Can it really be that simple?  No, not exactly.  While filing the necessary paperwork to register an LLC is pretty simple, maintaining the protection that an LLC can give you involves a bit more-and additional steps should be taken for two or more member(s).  Limited Liability Companies exist in large part to limit the personal liability of the owners.
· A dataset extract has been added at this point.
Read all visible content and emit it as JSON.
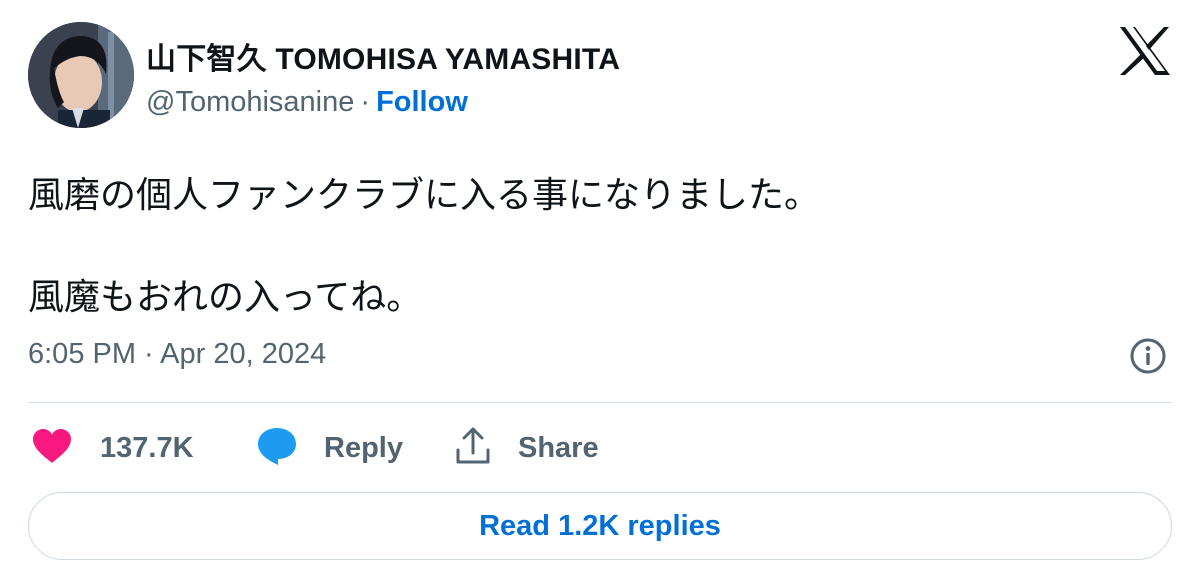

But merely filing out the forms and getting a piece of paper from the Secretary of State does not ensure that you actually are limiting your personal liability.  Just because you have an airplane ticket doesn’t mean you have arrived at your destination; you still have to show up on time, make it through security, find the right plane and not get kicked off the plane for inappropriate behavior.   Maintaining your protection may require some additional reading or a consultation with an attorney to make sure your paperwork and filing fees were not a waste of time and money.

So, here are a few things that you need to do to maintain an LLC.  This is by no means everything, but its a start.

  • Keep your personal and business money in separate accounts:  Intermingling funds is one way that business owners can lose their liability shield.   Use your business accounts only for real business expenses and pay yourself a salary.  Talk to an accountant if you’re not sure what kinds of things can be expensed.
  • Sign documents as a company officer:  A quick way to lose your liability shield is to not even use it.  You don’t want to sign anything in your own name if your LLC is supposed to be the one bound by contract.   Something like  “BIZCO, LLC by its CEO, John Doe” would be preferable to just “John Doe.”
  • Keep Adequate Funds on Hand:  Startups often don’t have much money which is OK so long as you aren’t exposing your company for large contract or tort liability.  If you don’t have reasonable funds to cover your obligations, a court might determine that you are on the hook as well.
  • Maintain Your Business Records:  Holding meetings may not be necessary if you are the only owner of a company, but you still need to maintain some kind of business records and complete your annual filings with the Secretary of State.  If you don’t respect your LLC, why should anyone else?

These are just a few of the more common things that can cost LLC business owners dearly.  If you are on a tight budget, doing some filing work yourself may make sense, even if you have an attorney.  But please take the time to find out what you are doing and why you are doing it.

The above does not constitute legal advice.  If you are unsure about how LLCs work or whether creating one is the right move, both the author and TECHdotMN strongly recommend consulting an attorney.